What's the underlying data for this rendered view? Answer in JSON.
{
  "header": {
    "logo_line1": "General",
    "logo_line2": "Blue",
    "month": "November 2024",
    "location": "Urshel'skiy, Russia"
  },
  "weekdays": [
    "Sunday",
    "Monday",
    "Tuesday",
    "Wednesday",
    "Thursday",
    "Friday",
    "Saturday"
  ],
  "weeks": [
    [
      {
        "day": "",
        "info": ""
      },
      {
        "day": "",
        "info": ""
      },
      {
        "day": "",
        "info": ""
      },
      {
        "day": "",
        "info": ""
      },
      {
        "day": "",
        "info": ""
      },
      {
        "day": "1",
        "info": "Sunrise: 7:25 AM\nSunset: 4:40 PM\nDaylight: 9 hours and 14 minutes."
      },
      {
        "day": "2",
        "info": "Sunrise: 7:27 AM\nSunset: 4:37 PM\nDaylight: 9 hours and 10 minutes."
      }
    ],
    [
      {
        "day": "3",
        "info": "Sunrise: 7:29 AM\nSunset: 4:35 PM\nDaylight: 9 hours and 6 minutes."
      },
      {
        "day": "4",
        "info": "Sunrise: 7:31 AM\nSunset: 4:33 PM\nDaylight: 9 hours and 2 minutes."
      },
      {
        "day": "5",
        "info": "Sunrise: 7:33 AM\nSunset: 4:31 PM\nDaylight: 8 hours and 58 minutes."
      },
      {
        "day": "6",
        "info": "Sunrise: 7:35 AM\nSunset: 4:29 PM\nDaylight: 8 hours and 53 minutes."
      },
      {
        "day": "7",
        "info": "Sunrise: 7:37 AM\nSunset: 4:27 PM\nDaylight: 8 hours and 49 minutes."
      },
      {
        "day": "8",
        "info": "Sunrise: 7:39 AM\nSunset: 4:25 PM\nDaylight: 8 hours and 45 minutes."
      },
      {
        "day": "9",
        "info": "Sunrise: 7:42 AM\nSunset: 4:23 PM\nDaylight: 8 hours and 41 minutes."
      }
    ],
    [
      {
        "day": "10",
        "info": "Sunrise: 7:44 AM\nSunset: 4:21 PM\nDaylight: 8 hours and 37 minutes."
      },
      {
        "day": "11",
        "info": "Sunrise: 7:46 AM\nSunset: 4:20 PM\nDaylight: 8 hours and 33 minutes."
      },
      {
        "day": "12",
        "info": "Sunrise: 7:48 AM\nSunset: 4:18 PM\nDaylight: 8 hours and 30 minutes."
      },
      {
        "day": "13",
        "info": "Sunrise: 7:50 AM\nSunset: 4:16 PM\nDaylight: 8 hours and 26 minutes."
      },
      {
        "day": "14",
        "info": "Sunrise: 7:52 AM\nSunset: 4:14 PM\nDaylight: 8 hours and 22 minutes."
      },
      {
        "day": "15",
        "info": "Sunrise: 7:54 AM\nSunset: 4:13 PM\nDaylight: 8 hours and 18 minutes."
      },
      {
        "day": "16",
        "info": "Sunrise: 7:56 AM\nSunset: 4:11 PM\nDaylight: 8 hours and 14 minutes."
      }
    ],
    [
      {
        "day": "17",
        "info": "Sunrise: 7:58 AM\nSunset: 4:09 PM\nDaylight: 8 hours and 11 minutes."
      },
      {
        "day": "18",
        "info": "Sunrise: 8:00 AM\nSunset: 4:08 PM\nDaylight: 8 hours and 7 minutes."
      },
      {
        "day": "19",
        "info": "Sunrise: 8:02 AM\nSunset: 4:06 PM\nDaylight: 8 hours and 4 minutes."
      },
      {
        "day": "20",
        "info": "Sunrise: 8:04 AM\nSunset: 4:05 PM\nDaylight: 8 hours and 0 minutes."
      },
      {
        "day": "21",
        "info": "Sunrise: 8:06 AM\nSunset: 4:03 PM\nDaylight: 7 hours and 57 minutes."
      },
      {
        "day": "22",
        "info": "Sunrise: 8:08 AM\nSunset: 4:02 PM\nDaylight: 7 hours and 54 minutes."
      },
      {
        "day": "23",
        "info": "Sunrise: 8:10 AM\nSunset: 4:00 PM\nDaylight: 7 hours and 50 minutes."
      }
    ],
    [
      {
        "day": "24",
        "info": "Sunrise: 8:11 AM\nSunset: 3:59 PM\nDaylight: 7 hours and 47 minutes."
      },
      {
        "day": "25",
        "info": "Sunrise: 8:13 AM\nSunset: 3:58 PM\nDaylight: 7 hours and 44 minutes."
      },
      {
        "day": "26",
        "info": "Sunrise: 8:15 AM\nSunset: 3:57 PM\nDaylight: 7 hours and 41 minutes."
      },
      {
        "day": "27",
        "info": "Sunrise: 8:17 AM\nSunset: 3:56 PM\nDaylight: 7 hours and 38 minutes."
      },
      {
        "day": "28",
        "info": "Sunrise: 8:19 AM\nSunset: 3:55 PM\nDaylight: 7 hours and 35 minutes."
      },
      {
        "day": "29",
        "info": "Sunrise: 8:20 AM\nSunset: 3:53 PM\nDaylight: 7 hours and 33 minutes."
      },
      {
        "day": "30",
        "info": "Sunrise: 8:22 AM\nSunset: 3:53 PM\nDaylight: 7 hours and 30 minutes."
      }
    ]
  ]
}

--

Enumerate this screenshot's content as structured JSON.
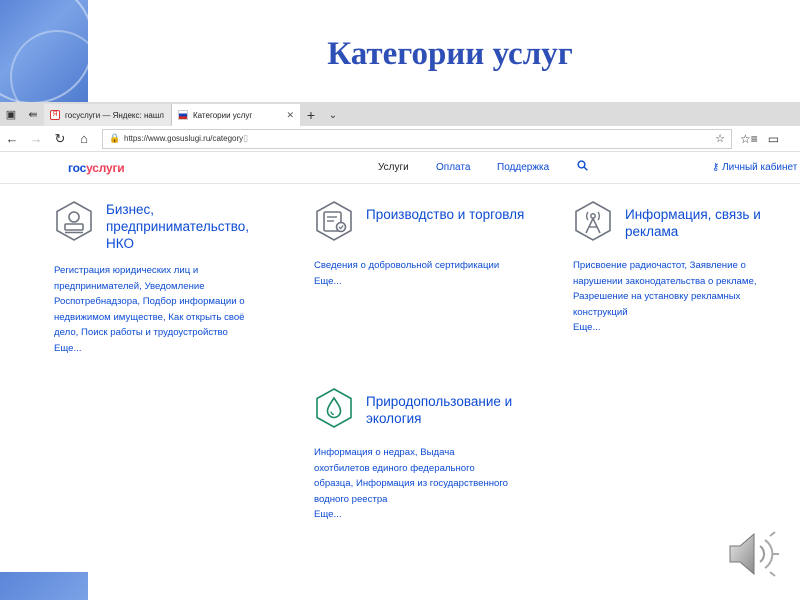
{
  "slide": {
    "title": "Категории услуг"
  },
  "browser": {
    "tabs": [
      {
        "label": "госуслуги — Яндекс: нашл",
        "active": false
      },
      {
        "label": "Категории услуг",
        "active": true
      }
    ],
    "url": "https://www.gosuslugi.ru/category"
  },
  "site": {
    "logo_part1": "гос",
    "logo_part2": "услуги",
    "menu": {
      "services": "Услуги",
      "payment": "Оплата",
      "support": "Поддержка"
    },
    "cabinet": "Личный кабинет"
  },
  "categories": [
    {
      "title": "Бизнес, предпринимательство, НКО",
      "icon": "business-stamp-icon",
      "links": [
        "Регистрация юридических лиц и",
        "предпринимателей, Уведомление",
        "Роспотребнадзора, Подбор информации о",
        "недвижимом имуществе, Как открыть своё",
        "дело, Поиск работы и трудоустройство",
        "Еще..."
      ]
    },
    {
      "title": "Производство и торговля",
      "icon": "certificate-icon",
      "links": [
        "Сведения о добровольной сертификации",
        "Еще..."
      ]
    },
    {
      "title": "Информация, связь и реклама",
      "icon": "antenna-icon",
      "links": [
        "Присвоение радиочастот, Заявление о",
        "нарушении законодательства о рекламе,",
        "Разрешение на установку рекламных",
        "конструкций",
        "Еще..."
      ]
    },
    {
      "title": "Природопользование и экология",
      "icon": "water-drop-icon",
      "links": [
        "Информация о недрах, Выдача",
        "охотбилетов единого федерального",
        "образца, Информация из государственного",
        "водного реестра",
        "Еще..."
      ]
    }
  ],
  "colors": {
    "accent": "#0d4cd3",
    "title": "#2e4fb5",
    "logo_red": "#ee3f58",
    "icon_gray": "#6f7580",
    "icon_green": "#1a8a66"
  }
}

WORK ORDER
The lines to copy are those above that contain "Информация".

RESULT FOR THIS TASK
      "title": "Информация, связь и реклама",
        "Информация о недрах, Выдача",
        "образца, Информация из государственного",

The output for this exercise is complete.